Fifteen Turkish sailors arrived in Istanbul early Sunday following their abduction by pirates off the coast of Nigeria.
The sailors were taken early Saturday to the Turkish Embassy in Abuja, Nigeria under strict security.
Turkish Ambassador Melih Ulueren and other officials welcomed the seamen who were kidnapped after their Liberian-flagged ship was hijacked by pirates.
The crew was rescued Friday and brought back to Turkey via a Turkish Airlines flight.
They were welcomed by their families and Turkish Foreign Minister Mevlut Cavusoglu at Istanbul Airport.
Arriving their homeland after being captive for 21 days, Captain Mustafa Kaya told reporters: “We have gained our freedom after 21 days, now we are happy to meet our families. [The feeling of] Turning back to our country cannot be described by words.”

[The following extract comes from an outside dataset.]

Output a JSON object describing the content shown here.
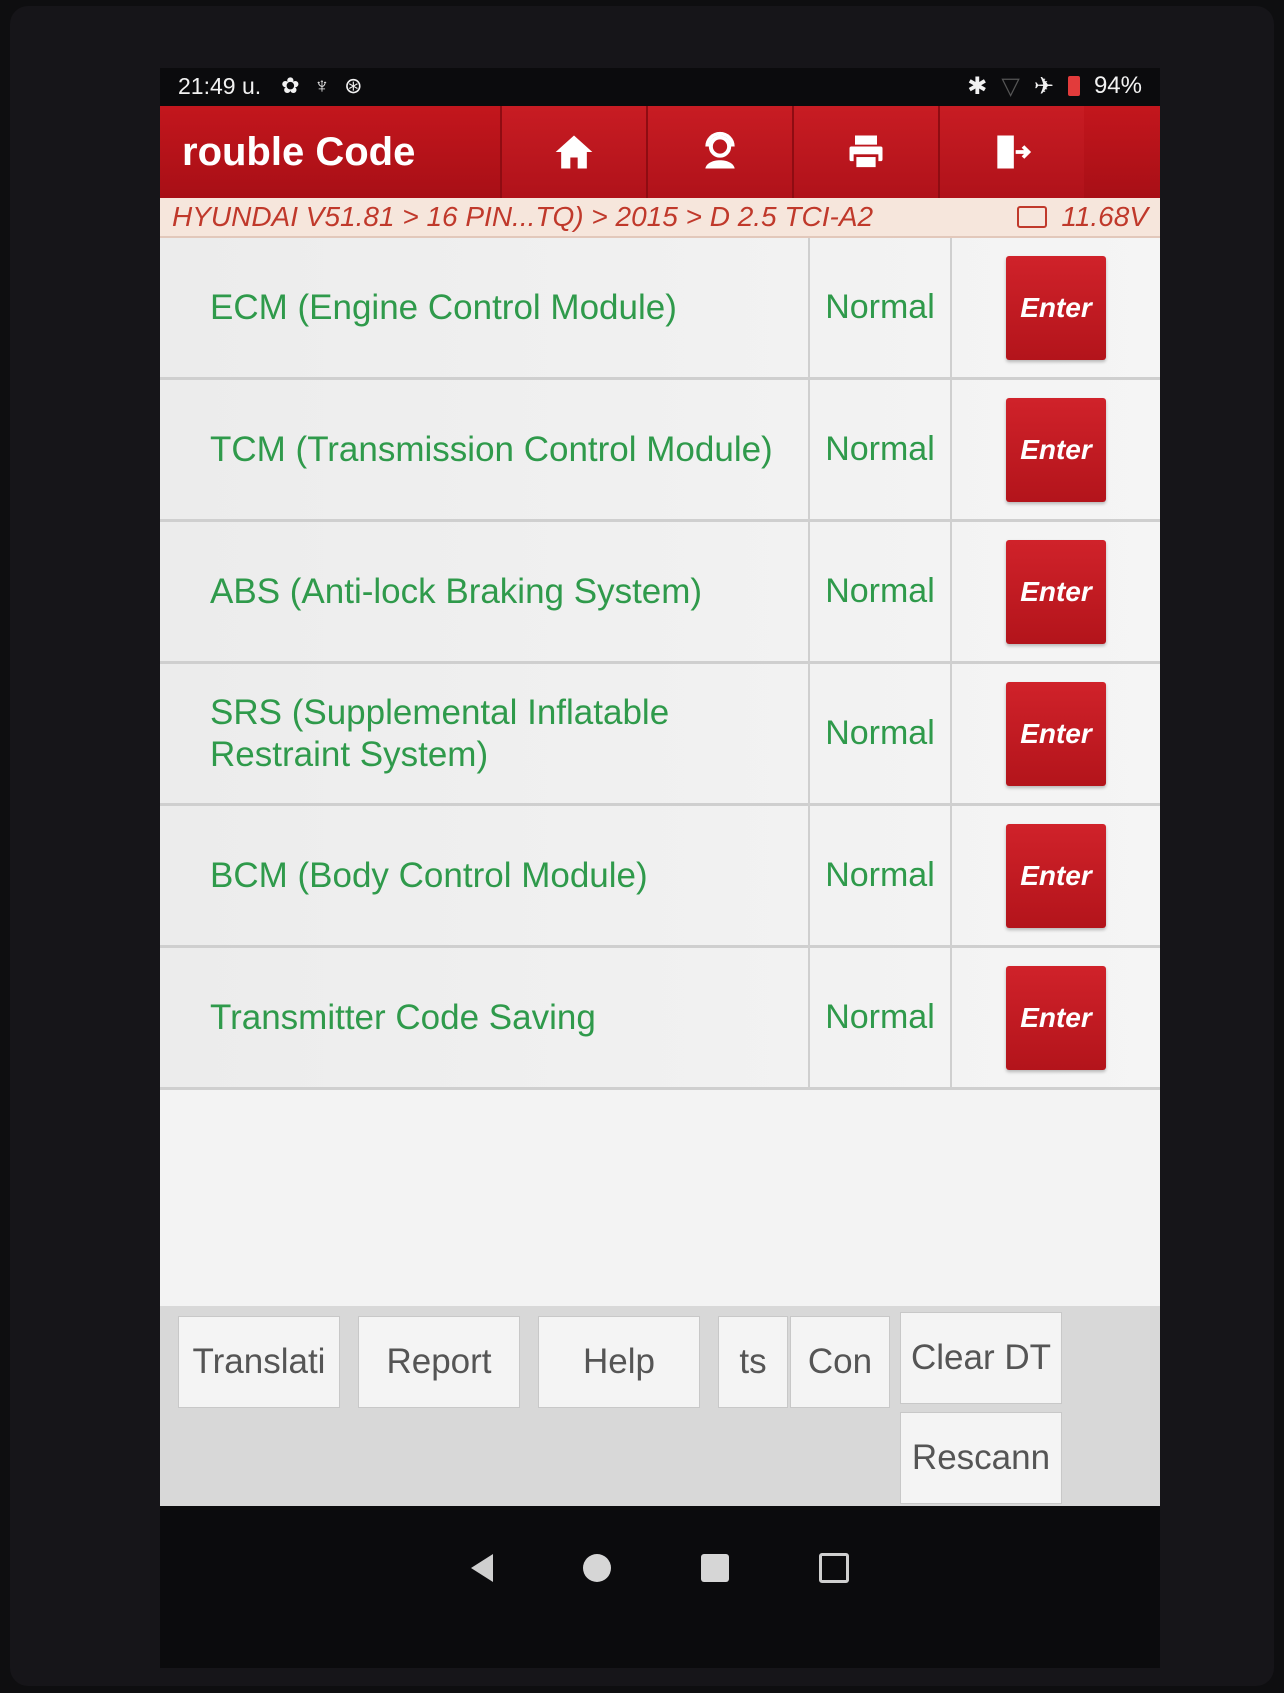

Kaya thanked Turkish President Recep Tayyip Erdogan, Foreign Minister Cavusoglu, and Ambassador Ulueren for their help.
“They made all kinds of sacrifice they could. Also, our company was always with us in these negotiations by being extremely careful,” he said.
Stating that they had an adventurous period in the forest under harsh conditions for 21 days, Kaya said they were kept in the same environment with reptiles and dangerous animals.
“We were always under the custody of armed people. But we were not exposed to any physical violence and treatment,” he said, adding that sometimes they had a hard time psychologically.
Kaya said the pirates were persuaded through negotiations conducted by the representatives of their company, Borealis, in Germany and the UK.
Unsal Dilsiz, another sailor, said one Azerbaijani sailor among them was killed and he regretted the incident, condoling with his family.
Prior to the sailors’ arrival to Turkey, Cavusoglu announced the return journey on Twitter late Saturday. “We are waiting for you with your families,” he said.
In the attack, 15 of Mozart’s crew of 19 were abducted on Jan. 23. One, an Azerbaijani national, was killed.
Following the attack, the ship anchored in nearby Port-Gentil, but with only three surviving crew members on board. They were taken on Jan. 30 to Turkey.
The vessel was managed by Borealis Maritime, a firm based in London and Hamburg, Germany.